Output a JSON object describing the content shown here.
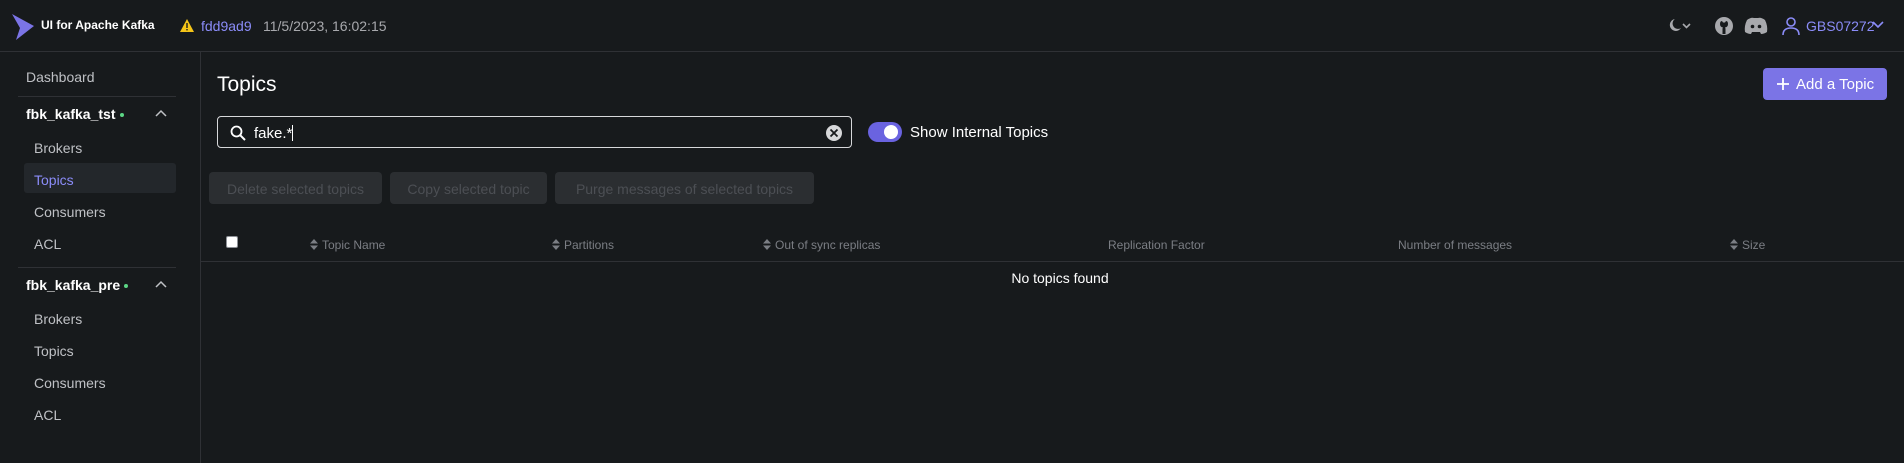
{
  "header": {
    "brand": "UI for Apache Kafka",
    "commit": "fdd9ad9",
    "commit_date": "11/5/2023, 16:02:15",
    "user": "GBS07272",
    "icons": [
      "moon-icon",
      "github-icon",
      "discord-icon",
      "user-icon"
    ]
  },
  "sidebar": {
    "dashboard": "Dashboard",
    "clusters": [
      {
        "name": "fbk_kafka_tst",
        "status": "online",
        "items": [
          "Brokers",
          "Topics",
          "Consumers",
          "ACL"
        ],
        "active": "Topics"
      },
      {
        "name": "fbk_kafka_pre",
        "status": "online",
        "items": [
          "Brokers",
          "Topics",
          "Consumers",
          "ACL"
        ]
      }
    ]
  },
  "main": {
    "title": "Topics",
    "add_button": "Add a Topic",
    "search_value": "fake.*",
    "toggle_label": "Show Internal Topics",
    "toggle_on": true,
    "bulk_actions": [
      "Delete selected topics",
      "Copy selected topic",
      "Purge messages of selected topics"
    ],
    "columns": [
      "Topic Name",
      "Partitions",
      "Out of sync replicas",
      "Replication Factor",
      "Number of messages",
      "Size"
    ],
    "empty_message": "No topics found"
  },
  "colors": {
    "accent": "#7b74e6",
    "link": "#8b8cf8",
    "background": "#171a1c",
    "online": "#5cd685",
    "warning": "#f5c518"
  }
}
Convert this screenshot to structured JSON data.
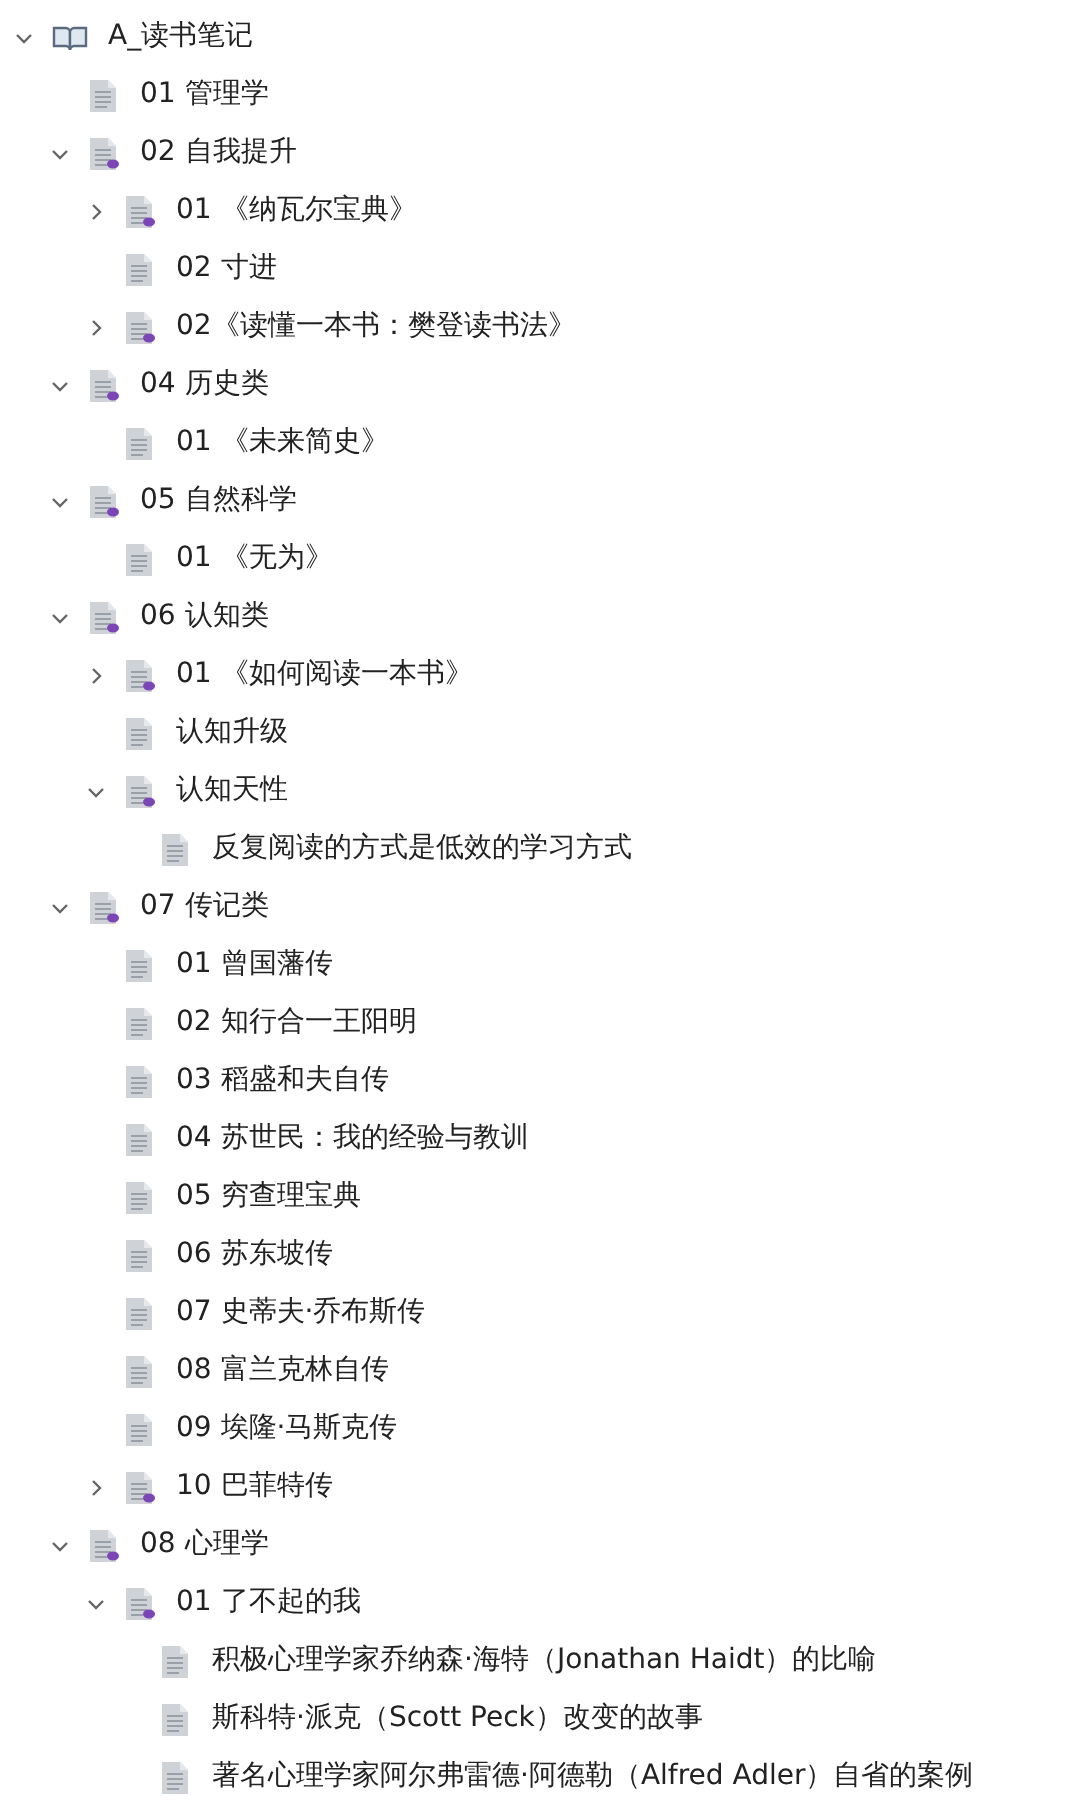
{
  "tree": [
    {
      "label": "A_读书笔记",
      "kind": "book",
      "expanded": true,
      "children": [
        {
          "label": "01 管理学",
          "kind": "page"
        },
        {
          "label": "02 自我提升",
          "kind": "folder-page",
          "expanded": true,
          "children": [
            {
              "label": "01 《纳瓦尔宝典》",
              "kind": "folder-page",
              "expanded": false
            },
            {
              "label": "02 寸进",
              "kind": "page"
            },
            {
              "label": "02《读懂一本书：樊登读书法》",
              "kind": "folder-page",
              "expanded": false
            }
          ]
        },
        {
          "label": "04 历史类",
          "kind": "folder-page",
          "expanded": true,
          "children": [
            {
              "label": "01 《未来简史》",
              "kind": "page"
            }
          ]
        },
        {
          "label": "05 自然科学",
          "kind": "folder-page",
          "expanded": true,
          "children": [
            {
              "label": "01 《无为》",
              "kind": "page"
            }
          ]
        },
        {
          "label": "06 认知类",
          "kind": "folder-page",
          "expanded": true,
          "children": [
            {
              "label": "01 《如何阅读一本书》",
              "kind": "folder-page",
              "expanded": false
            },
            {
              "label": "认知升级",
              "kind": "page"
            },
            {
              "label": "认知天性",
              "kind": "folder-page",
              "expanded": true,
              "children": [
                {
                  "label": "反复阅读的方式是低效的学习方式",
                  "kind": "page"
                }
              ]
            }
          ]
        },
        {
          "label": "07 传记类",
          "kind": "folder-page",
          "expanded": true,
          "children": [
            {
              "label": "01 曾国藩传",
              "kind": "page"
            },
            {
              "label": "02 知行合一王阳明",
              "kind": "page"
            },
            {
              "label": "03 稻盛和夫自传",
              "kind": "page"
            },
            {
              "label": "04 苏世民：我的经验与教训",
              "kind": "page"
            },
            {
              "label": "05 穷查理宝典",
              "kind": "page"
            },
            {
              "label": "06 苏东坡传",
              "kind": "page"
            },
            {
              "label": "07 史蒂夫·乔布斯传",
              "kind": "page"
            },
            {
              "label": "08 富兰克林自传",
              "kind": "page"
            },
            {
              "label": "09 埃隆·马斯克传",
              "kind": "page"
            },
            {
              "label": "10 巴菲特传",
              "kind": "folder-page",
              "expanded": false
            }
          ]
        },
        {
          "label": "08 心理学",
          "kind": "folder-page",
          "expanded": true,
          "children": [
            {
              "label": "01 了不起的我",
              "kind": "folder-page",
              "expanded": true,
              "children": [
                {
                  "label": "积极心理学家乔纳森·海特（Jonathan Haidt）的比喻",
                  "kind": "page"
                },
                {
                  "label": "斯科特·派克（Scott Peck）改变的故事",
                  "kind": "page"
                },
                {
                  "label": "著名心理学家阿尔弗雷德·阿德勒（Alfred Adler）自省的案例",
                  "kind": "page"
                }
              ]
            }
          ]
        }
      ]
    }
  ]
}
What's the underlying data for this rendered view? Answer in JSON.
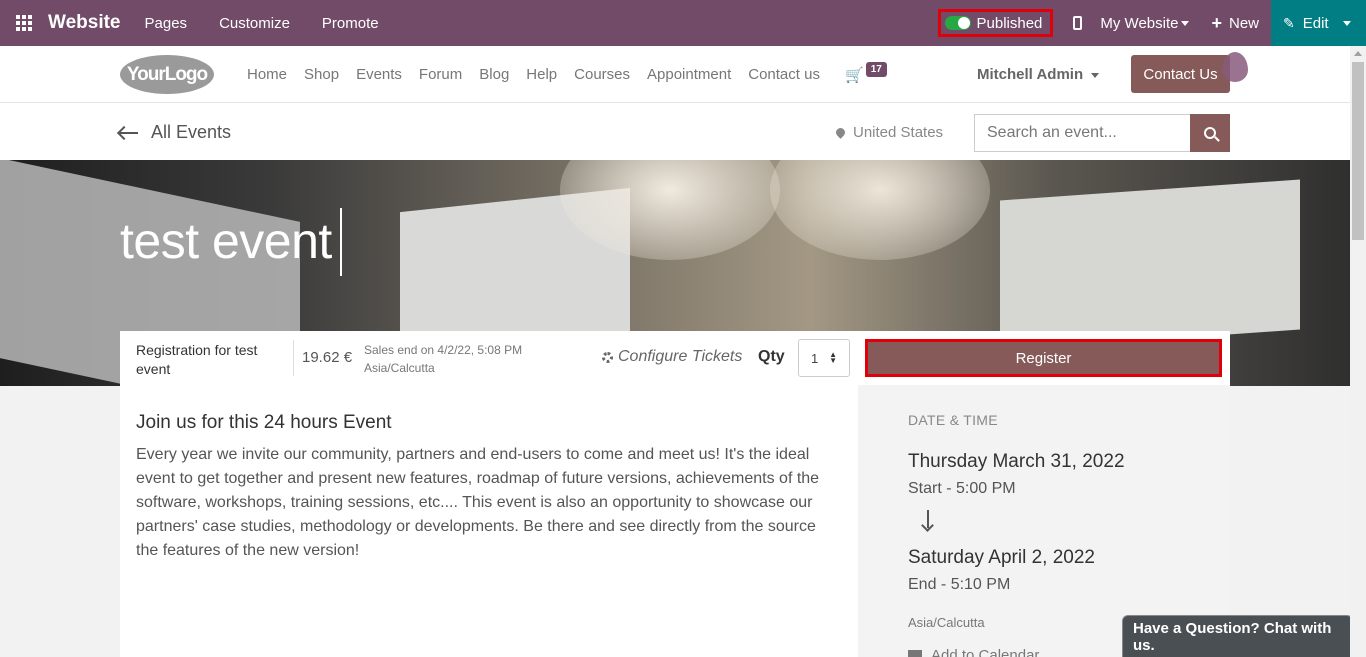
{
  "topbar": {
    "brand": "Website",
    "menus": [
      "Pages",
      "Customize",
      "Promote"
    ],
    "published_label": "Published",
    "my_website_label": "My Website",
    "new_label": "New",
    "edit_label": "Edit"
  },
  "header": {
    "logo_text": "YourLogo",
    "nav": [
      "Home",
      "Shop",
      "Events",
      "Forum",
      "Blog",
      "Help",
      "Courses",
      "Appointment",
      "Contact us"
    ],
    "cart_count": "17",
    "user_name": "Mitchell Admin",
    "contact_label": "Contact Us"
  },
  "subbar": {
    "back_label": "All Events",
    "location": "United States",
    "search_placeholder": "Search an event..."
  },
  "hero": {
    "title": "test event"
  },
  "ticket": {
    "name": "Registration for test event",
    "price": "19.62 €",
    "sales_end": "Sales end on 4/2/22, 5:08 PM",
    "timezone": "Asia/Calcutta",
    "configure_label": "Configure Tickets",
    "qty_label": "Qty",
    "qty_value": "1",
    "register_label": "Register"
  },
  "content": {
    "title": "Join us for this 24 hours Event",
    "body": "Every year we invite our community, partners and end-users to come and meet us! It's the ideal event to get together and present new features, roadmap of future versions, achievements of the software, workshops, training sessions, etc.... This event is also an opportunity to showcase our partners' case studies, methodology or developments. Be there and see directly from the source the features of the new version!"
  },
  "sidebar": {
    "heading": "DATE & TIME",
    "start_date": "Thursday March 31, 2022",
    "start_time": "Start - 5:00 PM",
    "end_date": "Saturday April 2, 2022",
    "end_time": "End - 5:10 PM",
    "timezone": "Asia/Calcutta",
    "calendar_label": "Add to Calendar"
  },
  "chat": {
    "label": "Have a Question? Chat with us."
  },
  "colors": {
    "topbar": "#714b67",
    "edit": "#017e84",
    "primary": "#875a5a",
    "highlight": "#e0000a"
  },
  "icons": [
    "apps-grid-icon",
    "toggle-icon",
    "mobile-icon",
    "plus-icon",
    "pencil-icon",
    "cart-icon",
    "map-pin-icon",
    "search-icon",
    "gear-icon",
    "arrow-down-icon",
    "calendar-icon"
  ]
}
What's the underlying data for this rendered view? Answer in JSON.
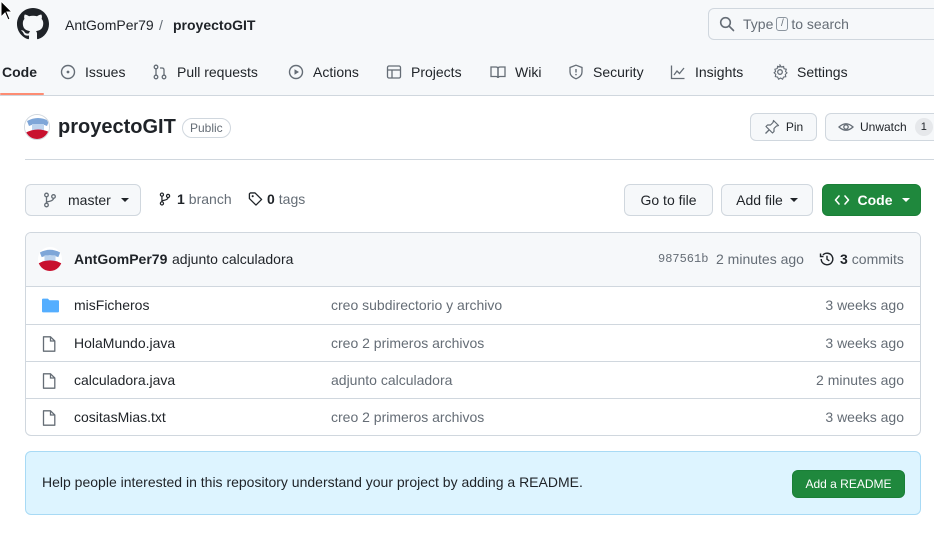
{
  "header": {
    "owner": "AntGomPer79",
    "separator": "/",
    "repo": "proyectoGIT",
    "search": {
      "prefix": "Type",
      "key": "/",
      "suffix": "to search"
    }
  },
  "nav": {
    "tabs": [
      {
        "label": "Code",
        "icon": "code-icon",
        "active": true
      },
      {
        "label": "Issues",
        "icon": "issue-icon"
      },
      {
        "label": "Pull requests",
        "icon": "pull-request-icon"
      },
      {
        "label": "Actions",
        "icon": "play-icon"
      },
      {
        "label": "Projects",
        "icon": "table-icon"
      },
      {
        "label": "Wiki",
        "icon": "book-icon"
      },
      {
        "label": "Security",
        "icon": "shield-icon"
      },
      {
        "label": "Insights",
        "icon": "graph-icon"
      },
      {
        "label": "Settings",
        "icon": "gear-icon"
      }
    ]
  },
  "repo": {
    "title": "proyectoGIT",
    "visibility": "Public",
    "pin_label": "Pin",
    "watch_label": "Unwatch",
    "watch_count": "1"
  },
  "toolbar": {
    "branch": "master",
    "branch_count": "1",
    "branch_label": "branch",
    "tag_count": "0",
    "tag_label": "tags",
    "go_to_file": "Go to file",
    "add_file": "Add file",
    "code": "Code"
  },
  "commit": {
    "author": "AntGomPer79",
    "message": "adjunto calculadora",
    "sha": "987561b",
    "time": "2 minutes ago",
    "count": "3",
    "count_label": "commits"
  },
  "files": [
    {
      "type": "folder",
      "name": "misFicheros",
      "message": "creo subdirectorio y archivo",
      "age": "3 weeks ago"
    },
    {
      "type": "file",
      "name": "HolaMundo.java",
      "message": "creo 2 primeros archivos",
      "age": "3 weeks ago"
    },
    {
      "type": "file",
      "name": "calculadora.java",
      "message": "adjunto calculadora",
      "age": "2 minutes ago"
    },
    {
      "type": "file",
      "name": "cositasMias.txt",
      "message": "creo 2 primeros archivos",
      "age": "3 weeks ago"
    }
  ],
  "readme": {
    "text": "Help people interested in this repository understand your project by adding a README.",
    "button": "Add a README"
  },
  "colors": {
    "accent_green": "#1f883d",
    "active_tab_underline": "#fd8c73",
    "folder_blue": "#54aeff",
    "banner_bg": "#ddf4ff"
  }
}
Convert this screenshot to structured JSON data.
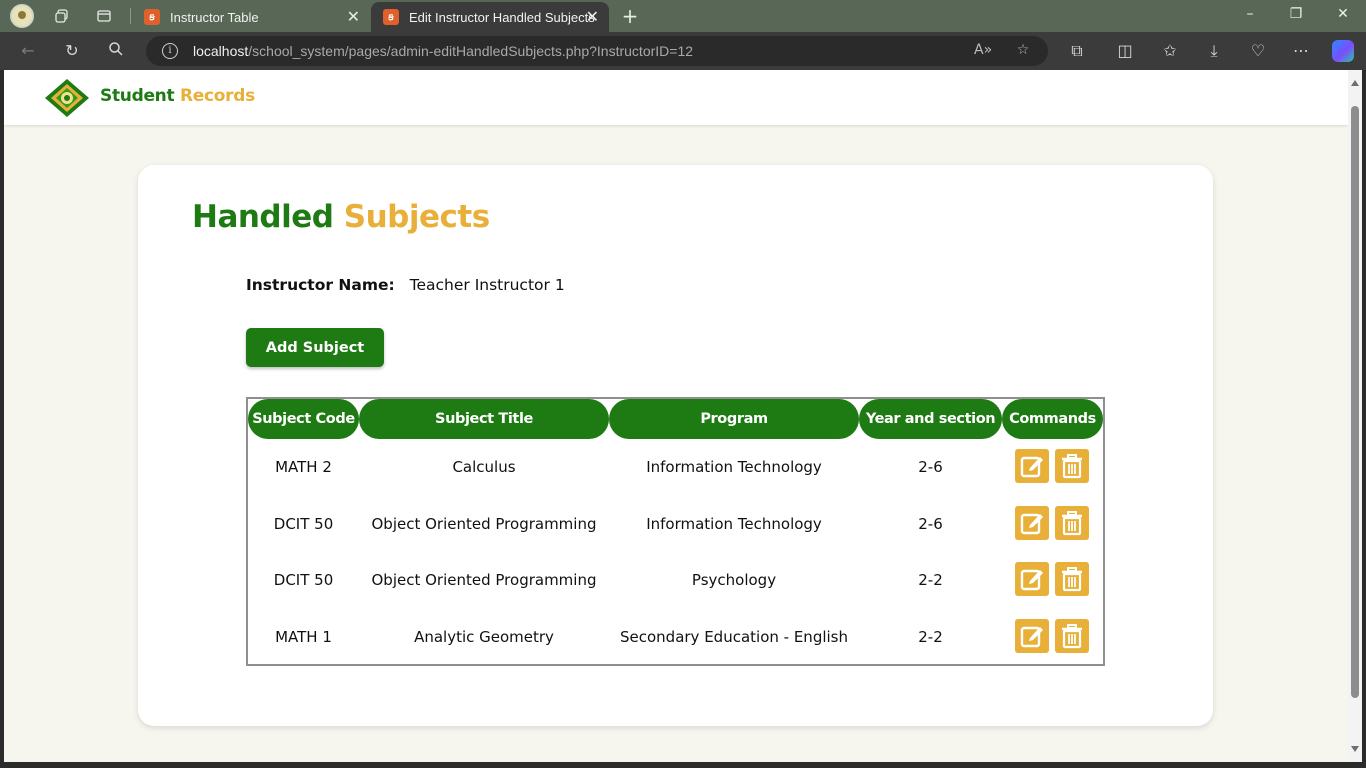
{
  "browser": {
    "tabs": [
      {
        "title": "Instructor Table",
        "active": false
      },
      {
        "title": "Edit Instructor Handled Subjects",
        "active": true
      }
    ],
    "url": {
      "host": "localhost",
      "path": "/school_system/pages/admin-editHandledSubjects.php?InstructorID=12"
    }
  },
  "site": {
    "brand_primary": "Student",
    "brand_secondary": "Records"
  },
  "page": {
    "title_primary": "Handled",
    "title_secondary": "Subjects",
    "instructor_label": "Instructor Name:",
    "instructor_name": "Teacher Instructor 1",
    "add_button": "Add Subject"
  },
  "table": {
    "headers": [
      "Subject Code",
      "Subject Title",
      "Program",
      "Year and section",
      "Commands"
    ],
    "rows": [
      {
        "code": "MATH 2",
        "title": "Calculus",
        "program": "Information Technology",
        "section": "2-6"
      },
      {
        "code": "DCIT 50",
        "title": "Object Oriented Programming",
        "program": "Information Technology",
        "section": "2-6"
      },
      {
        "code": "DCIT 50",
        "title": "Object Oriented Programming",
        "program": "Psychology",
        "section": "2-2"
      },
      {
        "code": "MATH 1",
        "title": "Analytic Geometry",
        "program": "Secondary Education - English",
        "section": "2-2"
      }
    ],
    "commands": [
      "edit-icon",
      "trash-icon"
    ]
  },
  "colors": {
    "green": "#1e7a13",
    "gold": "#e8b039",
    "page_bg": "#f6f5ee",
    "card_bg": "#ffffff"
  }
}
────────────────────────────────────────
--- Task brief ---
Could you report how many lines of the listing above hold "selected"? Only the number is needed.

--- Output of the exercise ---
3